Rank(s): Marine Lieutenant

Dates of Service: -

Birth Date: 11/9/1794

Death Date: 11/15/1839

Contee joined Constitution’s crew as a second lieutenant on June 11, 1812. He was promoted to first lieutenant on July 24, 1812. He was discharged between March 3, 1813 and April 5, 1813.

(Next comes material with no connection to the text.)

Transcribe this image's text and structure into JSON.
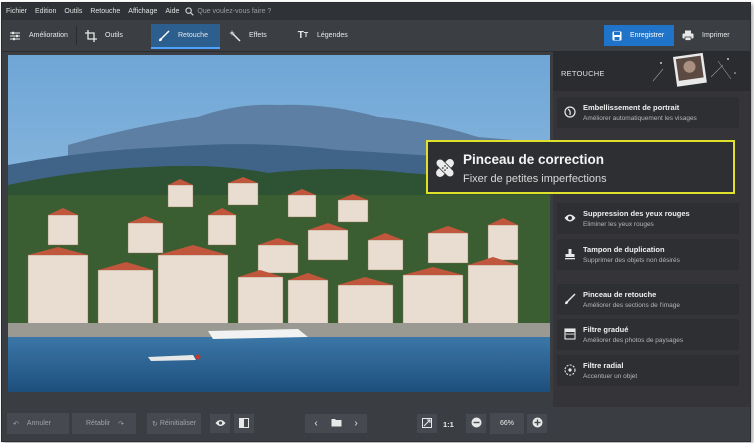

The junior lieutenants each had command of a watch. The men in the watch were under the lieutenant’s care and command. He was to keep a list of all the officers and men in his watch. When mustered, he examined the men to make sure they were well clothed, clean, and sober. He regularly visited the lower decks to make sure the sentries were at their posts, that no tobacco was smoked between decks, and that there were no unenclosed candles lit. While at sea, a junior lieutenant was not to change the ship’s course without the captain’s permission, unless it was to prevent a collision or other accident. In battle, the lieutenants were stationed with their divisions on the spar deck or gun deck. The youngest lieutenant exercised the men with small arms and in battle oversaw their use. In addition, all lieutenants were required to keep a journal or log, a copy of which was to be delivered to the Navy Office at the end of a voyage.

The first lieutenant was the captain’s second in command to whom great power and responsibility were delegated. In the Captain’s absence he was in command of the ship. A 44-gun frigate carried between 4 and 6 lieutenants. The senior lieutenant was called the First Lieutenant (equivalent to the Executive Officer today). He did not stand watch like the rest of the crew, but was, like the captain, always available. It was the first lieutenant’s duty to see that the captain’s orders were carried out satisfactorily. The smooth running of the ship depended on his organizational skills. It was he who created the watch and quarter bills and who oversaw the ship’s maintenance. All others in the ship reported to the first lieutenant, who in turn made regular reports to the captain. During special or delicate evolutions (such as getting underway or anchoring), he had command of the ship. In battle, most commands were passed from the captain to the first lieutenant. All told, the first lieutenant was a very busy man; he rarely left the ship and then never overnight. For his trouble the lieutenant received $40.00 per month and three rations per day.

Battles and Engagements
Contee participated in victories over HMS Guerriere on August 19, 1812 and HMS Java on December 29, 1812. For his service he was awarded two Congressional Silver Medals and shared with the crew $100,000 in prize money. He reported himself “very unwell and confined to my room” in February 1813. He later resigned on September 15, 1813.

He resigned around September 15, 1813. Contee received a sword as a prize for participating in the War of 1812 from the State of Maryland in 1831. He died on 15 November 1839 at Pleasant Prospect Plantation in Maryland.


Crew ID

2903